[App and web page records]
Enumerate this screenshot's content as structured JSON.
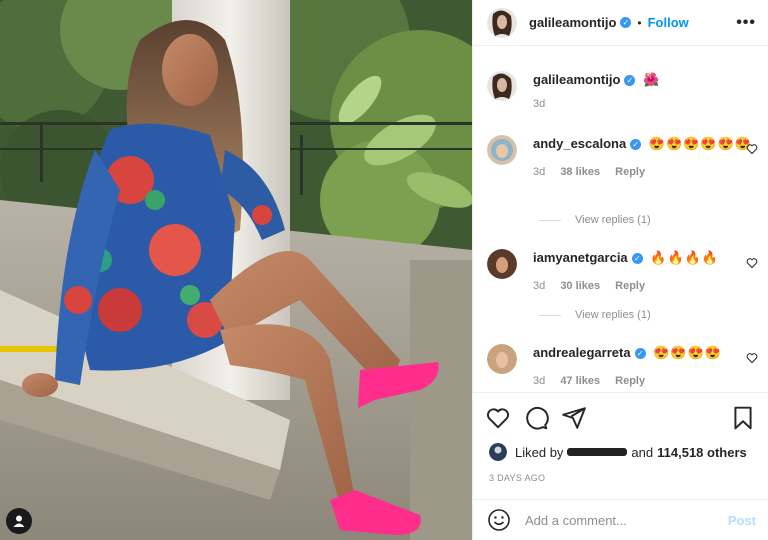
{
  "header": {
    "username": "galileamontijo",
    "follow_label": "Follow",
    "separator": "•",
    "more_label": "•••"
  },
  "caption": {
    "username": "galileamontijo",
    "text": "🌺",
    "age": "3d"
  },
  "comments": [
    {
      "username": "andy_escalona",
      "text": "😍😍😍😍😍😍",
      "age": "3d",
      "likes": "38 likes",
      "reply_label": "Reply",
      "view_replies": "View replies (1)"
    },
    {
      "username": "iamyanetgarcia",
      "text": "🔥🔥🔥🔥",
      "age": "3d",
      "likes": "30 likes",
      "reply_label": "Reply",
      "view_replies": "View replies (1)"
    },
    {
      "username": "andrealegarreta",
      "text": "😍😍😍😍",
      "age": "3d",
      "likes": "47 likes",
      "reply_label": "Reply"
    }
  ],
  "likes": {
    "prefix": "Liked by",
    "connector": "and",
    "count": "114,518 others"
  },
  "post_date": "3 DAYS AGO",
  "add_comment": {
    "placeholder": "Add a comment...",
    "post_label": "Post"
  },
  "colors": {
    "accent": "#0095f6",
    "verified": "#3897f0",
    "muted": "#8e8e8e",
    "post_disabled": "#b2dffc"
  },
  "icons": [
    "verified-badge-icon",
    "heart-icon",
    "comment-icon",
    "share-icon",
    "bookmark-icon",
    "smile-icon",
    "user-tag-icon",
    "more-icon"
  ]
}
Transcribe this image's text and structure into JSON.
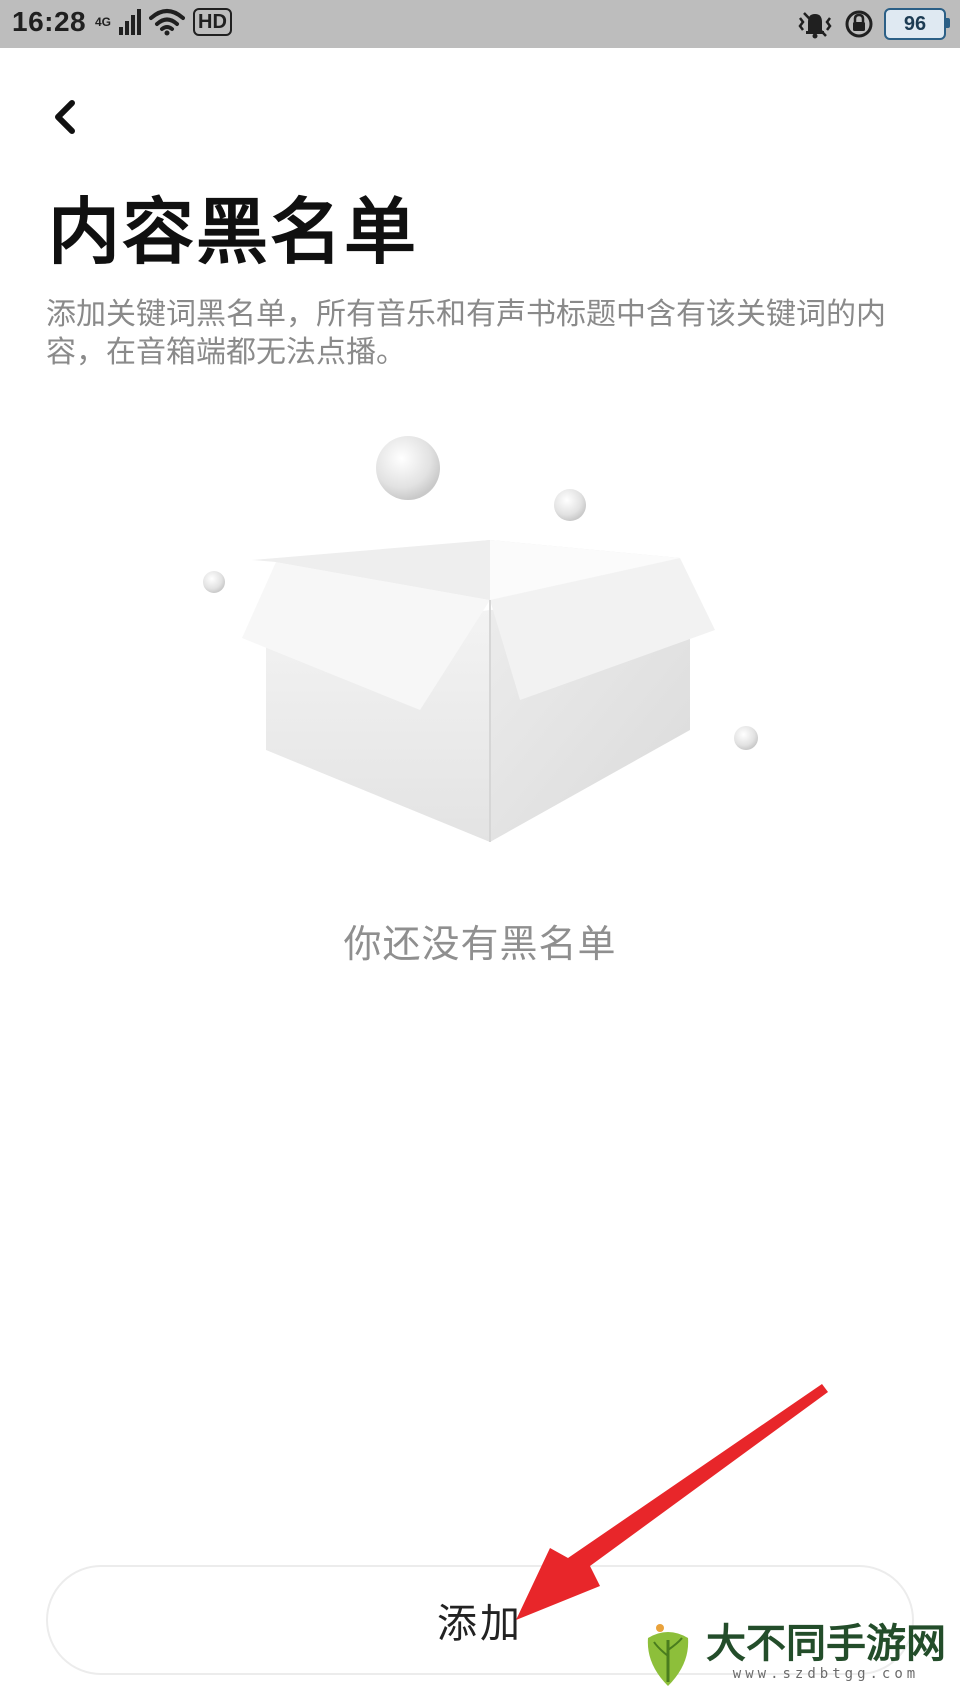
{
  "status_bar": {
    "time": "16:28",
    "network_type": "4G",
    "hd_label": "HD",
    "battery_level": "96"
  },
  "header": {
    "back_icon": "chevron-left-icon",
    "title": "内容黑名单"
  },
  "description": "添加关键词黑名单，所有音乐和有声书标题中含有该关键词的内容，在音箱端都无法点播。",
  "empty_state": {
    "illustration_icon": "empty-box-icon",
    "message": "你还没有黑名单"
  },
  "actions": {
    "add_label": "添加"
  },
  "annotation": {
    "arrow_color": "#e8262a"
  },
  "watermark": {
    "title": "大不同手游网",
    "url": "www.szdbtgg.com"
  },
  "colors": {
    "status_bar": "#bdbdbd",
    "title": "#101010",
    "description": "#8a8a8a",
    "empty_text": "#8f8f8f",
    "accent_arrow": "#e8262a"
  }
}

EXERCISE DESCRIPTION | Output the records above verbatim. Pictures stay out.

EXERCISE RESPONSE |
Enumerate this screenshot's content as structured JSON.
{
  "header": {
    "username": "galileamontijo",
    "follow_label": "Follow",
    "separator": "•",
    "more_label": "•••"
  },
  "caption": {
    "username": "galileamontijo",
    "text": "🌺",
    "age": "3d"
  },
  "comments": [
    {
      "username": "andy_escalona",
      "text": "😍😍😍😍😍😍",
      "age": "3d",
      "likes": "38 likes",
      "reply_label": "Reply",
      "view_replies": "View replies (1)"
    },
    {
      "username": "iamyanetgarcia",
      "text": "🔥🔥🔥🔥",
      "age": "3d",
      "likes": "30 likes",
      "reply_label": "Reply",
      "view_replies": "View replies (1)"
    },
    {
      "username": "andrealegarreta",
      "text": "😍😍😍😍",
      "age": "3d",
      "likes": "47 likes",
      "reply_label": "Reply"
    }
  ],
  "likes": {
    "prefix": "Liked by",
    "connector": "and",
    "count": "114,518 others"
  },
  "post_date": "3 DAYS AGO",
  "add_comment": {
    "placeholder": "Add a comment...",
    "post_label": "Post"
  },
  "colors": {
    "accent": "#0095f6",
    "verified": "#3897f0",
    "muted": "#8e8e8e",
    "post_disabled": "#b2dffc"
  },
  "icons": [
    "verified-badge-icon",
    "heart-icon",
    "comment-icon",
    "share-icon",
    "bookmark-icon",
    "smile-icon",
    "user-tag-icon",
    "more-icon"
  ]
}
Transcribe this image's text and structure into JSON.
{
  "status_bar": {
    "time": "16:28",
    "network_type": "4G",
    "hd_label": "HD",
    "battery_level": "96"
  },
  "header": {
    "back_icon": "chevron-left-icon",
    "title": "内容黑名单"
  },
  "description": "添加关键词黑名单，所有音乐和有声书标题中含有该关键词的内容，在音箱端都无法点播。",
  "empty_state": {
    "illustration_icon": "empty-box-icon",
    "message": "你还没有黑名单"
  },
  "actions": {
    "add_label": "添加"
  },
  "annotation": {
    "arrow_color": "#e8262a"
  },
  "watermark": {
    "title": "大不同手游网",
    "url": "www.szdbtgg.com"
  },
  "colors": {
    "status_bar": "#bdbdbd",
    "title": "#101010",
    "description": "#8a8a8a",
    "empty_text": "#8f8f8f",
    "accent_arrow": "#e8262a"
  }
}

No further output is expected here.